Lee’s comment reveals the doubt around what will happen to these homeless individuals after the threat of coronavirus has faded. When the worst has passed, it is feared that national and local government will lose the motivation to provide housing, and the homeless community will once again be neglected. Similar concerns have been raised by charities. Hannah Gousy, the head of Policy and Campaigns at Crisis, wrote that she hoped we would “…all take the time to learn lessons and take note so that during more ordinary times work is stepped up to end homelessness for the thousands of people who lose their home every year, more often than not because they lose their job or become sick.”
This leads me to question why the government is only acting now. If the measures are driven by a genuine concern for the safety of homeless individuals, why hasn’t more been done previously to help the scores of rough sleepers with pre-existing health problems? And this could be taken even further; if the authorities are able to come up with a quick solution in a time of crisis, why can’t they work to formulate a more permanent solution so that no individual has to live without a roof over his or her head? COVID-19 is a crisis, but so is homelessness, and it should be treated with the same level of urgency.

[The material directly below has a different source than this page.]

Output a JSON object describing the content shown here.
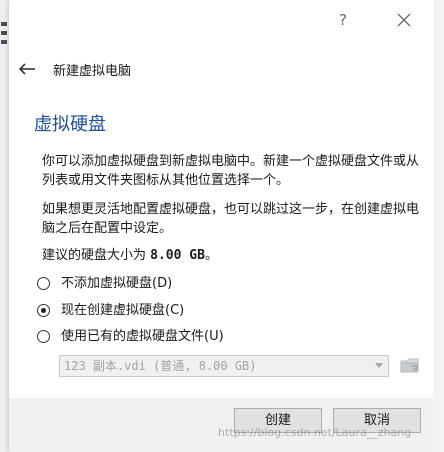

Shelter should be seen as a basic and assumed human right, as it is in other parts of Europe, such as Scandinavia, where numbers of rough sleepers is far lower than in the UK.
It may well be that the present crisis has forced the government to realise the vulnerable position of rough sleepers, and this will spur them to take the issue of homeless more seriously in the future. However, it is also possible that Whitehall’s latest measures are only directed at stemming the spread of disease, rather than specifically aiming to safeguard the health of individual rough sleepers. Time will tell.
As previous articles in the Faces of Cambridge series have shown, the homeless are consistently dehumanised by local authorities, treated as an anonymous mass to be managed. I do wonder whether the current policies are just yet another reiteration of this. Regardless of the motivations of ministers, I do believe that their response shows that ‘where there’s a will there’s a way’. We should, in the coming months, maintain pressure on the government to ensure that tackling homelessness remains a top priority, and that the current efforts to end homelessness prove more lasting than the crisis which provoked them.